In the second of a three-part series on the state of the condo market, we look at one of the downturn's biggest opportunities—the buying of fractured condo deals.
One of the biggest opportunities for multifamily investors during the downturn has been in buying failed condo deals.
On the one hand is the fractured condo deal, where a minority of units in an existing condo tower has already been sold. Still, investors with the equity, and intestinal fortitude, have found some great bargains in cities such as Miami, Phoenix, and Las Vegas by taking on fractured developments. Far more attractive than the fractured deal is the failed condo development, particularly high-rise projects that boast luxury finishes, amenities, and high design. Such construction quality wasn't (and in some cases, still isn't) feasible for rentals—the costs wouldn’t pencil out—but as a deeply discounted acquisition of a not-yet-built or partially built project, these deals can work.
Consider Southwest Properties, a Halifax, Nova Scotia-based apartment owner of about 1,250 units, which began investing in U.S. multifamily in 2009. As part of its strategy, the company targeted new construction bulk condo deals and has purchased four so far in Florida for a total of 628 units, operating them as rentals until the for-sale market returns. Last month, Southwest acquired 224 units (out of 240 total units) in Tower II of the Oasis Grand project in Fort Meyers, Fla., estimating that it received a discount of 33 cents on the dollar in terms of construction, land, and soft costs. While Southwest couldn’t reveal the price, public records peg it at $35.9 million.
Indeed, for the past two years, Southwest has found significant bargains in the fractured and failed condo market. Unfortunately, those deals may not be around much longer. “There’s a limited time for these kinds of deals, and in South Florida, that time has passed,” says Omar Del Rio, vice president of acquisitions for Southwest. “You’re still able to purchase below replacement value, but you’re no longer getting 50 cents on the dollar or below. Right now, the prices are almost like retail.”
Obviously, when it comes to making fractured and failed condo deals work, investors need to tread cautiously.
One of the biggest considerations in nailing the right condo deal is financing, or the lack thereof.

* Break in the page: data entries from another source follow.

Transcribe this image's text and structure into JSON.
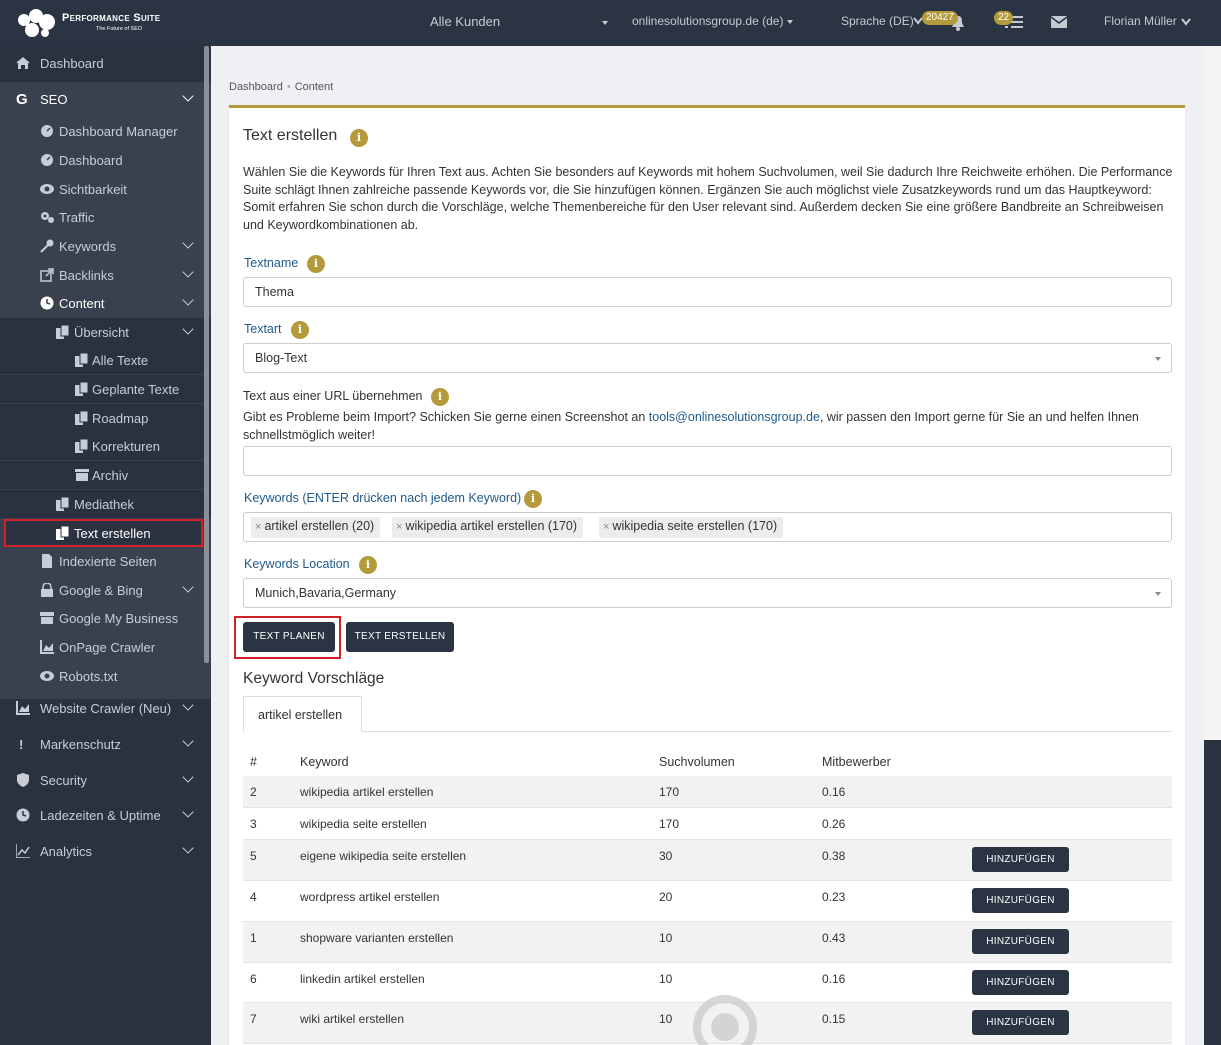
{
  "app": {
    "logo_title": "Performance Suite",
    "logo_subtitle": "The Future of SEO"
  },
  "topbar": {
    "customer_select": "Alle Kunden",
    "domain_select": "onlinesolutionsgroup.de (de)",
    "language": "Sprache (DE)",
    "notifications_badge": "20427",
    "tasks_badge": "22",
    "user": "Florian Müller"
  },
  "sidebar": {
    "dashboard": "Dashboard",
    "seo": "SEO",
    "seo_items": {
      "dashboard_manager": "Dashboard Manager",
      "dashboard": "Dashboard",
      "sichtbarkeit": "Sichtbarkeit",
      "traffic": "Traffic",
      "keywords": "Keywords",
      "backlinks": "Backlinks",
      "content": "Content",
      "uebersicht": "Übersicht",
      "alle_texte": "Alle Texte",
      "geplante_texte": "Geplante Texte",
      "roadmap": "Roadmap",
      "korrekturen": "Korrekturen",
      "archiv": "Archiv",
      "mediathek": "Mediathek",
      "text_erstellen": "Text erstellen",
      "indexierte_seiten": "Indexierte Seiten",
      "google_bing": "Google & Bing",
      "google_my_business": "Google My Business",
      "onpage_crawler": "OnPage Crawler",
      "robots": "Robots.txt"
    },
    "website_crawler": "Website Crawler (Neu)",
    "markenschutz": "Markenschutz",
    "security": "Security",
    "ladezeiten": "Ladezeiten & Uptime",
    "analytics": "Analytics"
  },
  "breadcrumb": {
    "root": "Dashboard",
    "current": "Content"
  },
  "form": {
    "title": "Text erstellen",
    "intro": "Wählen Sie die Keywords für Ihren Text aus. Achten Sie besonders auf Keywords mit hohem Suchvolumen, weil Sie dadurch Ihre Reichweite erhöhen. Die Performance Suite schlägt Ihnen zahlreiche passende Keywords vor, die Sie hinzufügen können. Ergänzen Sie auch möglichst viele Zusatzkeywords rund um das Hauptkeyword: Somit erfahren Sie schon durch die Vorschläge, welche Themenbereiche für den User relevant sind. Außerdem decken Sie eine größere Bandbreite an Schreibweisen und Keywordkombinationen ab.",
    "textname_label": "Textname",
    "textname_value": "Thema",
    "textart_label": "Textart",
    "textart_value": "Blog-Text",
    "url_label": "Text aus einer URL übernehmen",
    "url_help_1": "Gibt es Probleme beim Import? Schicken Sie gerne einen Screenshot an ",
    "url_help_email": "tools@onlinesolutionsgroup.de",
    "url_help_2": ", wir passen den Import gerne für Sie an und helfen Ihnen schnellstmöglich weiter!",
    "url_value": "",
    "keywords_label": "Keywords (ENTER drücken nach jedem Keyword)",
    "keyword_tags": [
      "artikel erstellen (20)",
      "wikipedia artikel erstellen (170)",
      "wikipedia seite erstellen (170)"
    ],
    "tag_remove": "×",
    "location_label": "Keywords Location",
    "location_value": "Munich,Bavaria,Germany",
    "btn_plan": "TEXT PLANEN",
    "btn_create": "TEXT ERSTELLEN"
  },
  "suggestions": {
    "title": "Keyword Vorschläge",
    "tab": "artikel erstellen",
    "columns": [
      "#",
      "Keyword",
      "Suchvolumen",
      "Mitbewerber"
    ],
    "add_label": "HINZUFÜGEN",
    "rows": [
      {
        "n": "2",
        "keyword": "wikipedia artikel erstellen",
        "volume": "170",
        "competition": "0.16",
        "add": false
      },
      {
        "n": "3",
        "keyword": "wikipedia seite erstellen",
        "volume": "170",
        "competition": "0.26",
        "add": false
      },
      {
        "n": "5",
        "keyword": "eigene wikipedia seite erstellen",
        "volume": "30",
        "competition": "0.38",
        "add": true
      },
      {
        "n": "4",
        "keyword": "wordpress artikel erstellen",
        "volume": "20",
        "competition": "0.23",
        "add": true
      },
      {
        "n": "1",
        "keyword": "shopware varianten erstellen",
        "volume": "10",
        "competition": "0.43",
        "add": true
      },
      {
        "n": "6",
        "keyword": "linkedin artikel erstellen",
        "volume": "10",
        "competition": "0.16",
        "add": true
      },
      {
        "n": "7",
        "keyword": "wiki artikel erstellen",
        "volume": "10",
        "competition": "0.15",
        "add": true
      }
    ]
  },
  "colors": {
    "accent": "#b59a3c",
    "dark": "#2b3442",
    "highlight": "#d0202a"
  }
}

Many national and regional banks will issue recourse bridge loans for the acquisition, at fairly high prices. But finding permanent debt for a fractured condo acquisition is difficult, even once a project is stabilized— Fannie Mae, Freddie Mac and the FHA have little or no appetite for them. “We go into these deals saying, it’s great to get financing afterwards, but you have to make sure they can work without it,” Del Rio says.
One of the first underwriting considerations is finding out whether the existing homeowners are paying their dues. “The solvency of the condo association is critical,” Del Rio says. “If the owners aren’t paying their dues, you’re buying into a problem, and nobody is going to lend you money there.”
Part and parcel to that is finding out how many foreclosures have already occurred at the property—a negative that can also be an opportunity, as a savvy investor may be able to pick up those foreclosed assets and add to their unit count.
For instance, Miami Lakes, Fla.-based The Kislak Organization recently purchased 130 out of 170 units at The Villas at Jasmine Park, a busted condo deal in Pensacola, Fla., as part of a three-property acquisition. But the company hopes to own all 170 units going forward.
“Owning 80 percent of the units, we’ll be able to have enough control over the place that we believe it’s a viable apartment complex,” says Tom Bartelmo, Kislak’s CEO. “But we’re going to be talking with the owners and the lenders on those purchased units to see if we can’t purchase them back at a fair price.”
Many investors simply don’t want the headache of a fractured condo deal, regardless of the discount. Home Properties has looked at acquiring several such deals, but “it always feels like there’s too many legal issues, back taxes, busted homeowners associations, you name it,” says John Smith, chief investment officer for the Rochester, N.Y.-based REIT. “It’s just not worth it for us to jump in.”
Still, the company has been able to take advantage of a few projects in the condo sector. In 2008, it purchased the land around Cobblestone Square, a failed condo development in Fredericksburg, Va. Single-family builder K. Hovnanian had plans for eight buildings, but stopped construction after completing just two.
Home broke ground in February for a planned eight Class A buildings, totaling 302 units, on the land around the condo buildings. “In 2008, it became clear that the economy was going south, and we were concerned about the rents we were going to be able to underwrite,” says David Gardner, Home’s CFO. “We mothballed it for a little while and now things have started to thaw out.”
Home Properties doesn’t have anything to do with the two existing condo buildings, though some common area costs will be shared with the condo association. The bigger issue is the precedent set by the luxury condos already there—Home is having difficulty measuring demand for high-end, rental units in Fredericksburg.
“That’s one reason it’s a little bit of a stretch—the market is just not used to real A-quality garden apartments; there’s not a lot of competition to compare to,” Gardner says. “We’ve set the bar a little lower in our underwriting than what will actually be achieved because of that.”